#### [What you need to do]
Repeat all of the data below word for word, keeping no images.

#### [Data for the task]
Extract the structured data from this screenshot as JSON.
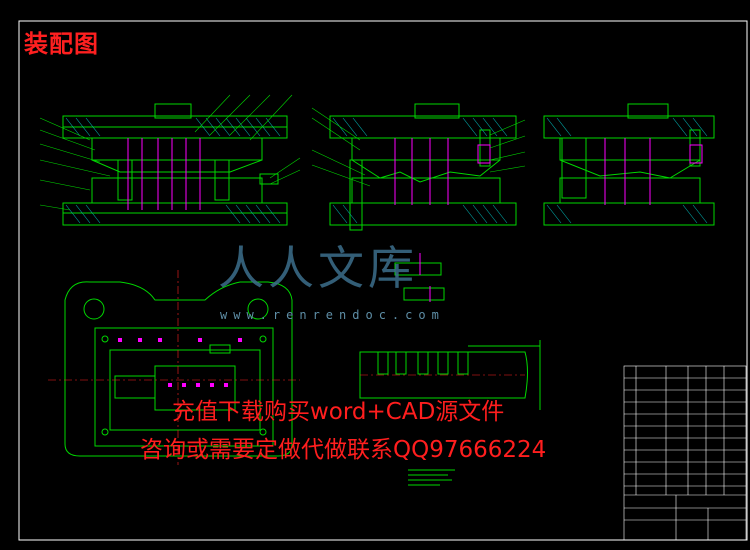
{
  "title": "装配图",
  "watermark": {
    "logo_text": "人人文库",
    "url_text": "www.renrendoc.com"
  },
  "overlay": {
    "line1": "充值下载购买word+CAD源文件",
    "line2": "咨询或需要定做代做联系QQ97666224"
  },
  "colors": {
    "background": "#000000",
    "frame": "#ffffff",
    "green": "#00d800",
    "cyan": "#00c8c8",
    "magenta": "#ff00ff",
    "red": "#ff2020",
    "yellow": "#e0e000"
  }
}
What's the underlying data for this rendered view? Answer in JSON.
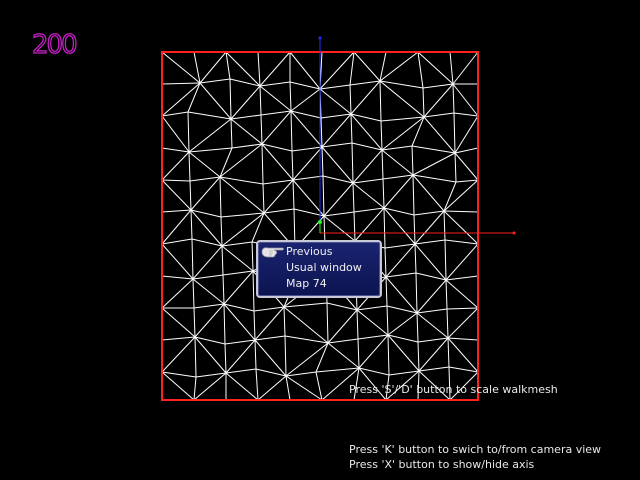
{
  "counter": "200",
  "menu": {
    "items": [
      "Previous",
      "Usual window",
      "Map 74"
    ],
    "selected_index": 0
  },
  "hints": {
    "scale": "Press 'S'/'D' button to scale walkmesh",
    "camera": "Press 'K' button to swich to/from camera view",
    "axis": "Press 'X' button to show/hide axis"
  },
  "colors": {
    "background": "#000000",
    "mesh_lines": "#ffffff",
    "boundary": "#ff2020",
    "axis_x": "#ff2020",
    "axis_y": "#2030ff",
    "axis_z": "#20ff20",
    "counter": "#d020d0",
    "menu_bg": "#141c60"
  }
}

#### [Answer to the exercise]
Extract the structured data from this screenshot as JSON.
{
  "title": "装配图",
  "watermark": {
    "logo_text": "人人文库",
    "url_text": "www.renrendoc.com"
  },
  "overlay": {
    "line1": "充值下载购买word+CAD源文件",
    "line2": "咨询或需要定做代做联系QQ97666224"
  },
  "colors": {
    "background": "#000000",
    "frame": "#ffffff",
    "green": "#00d800",
    "cyan": "#00c8c8",
    "magenta": "#ff00ff",
    "red": "#ff2020",
    "yellow": "#e0e000"
  }
}
What's the underlying data for this rendered view? Answer in JSON.
{
  "counter": "200",
  "menu": {
    "items": [
      "Previous",
      "Usual window",
      "Map 74"
    ],
    "selected_index": 0
  },
  "hints": {
    "scale": "Press 'S'/'D' button to scale walkmesh",
    "camera": "Press 'K' button to swich to/from camera view",
    "axis": "Press 'X' button to show/hide axis"
  },
  "colors": {
    "background": "#000000",
    "mesh_lines": "#ffffff",
    "boundary": "#ff2020",
    "axis_x": "#ff2020",
    "axis_y": "#2030ff",
    "axis_z": "#20ff20",
    "counter": "#d020d0",
    "menu_bg": "#141c60"
  }
}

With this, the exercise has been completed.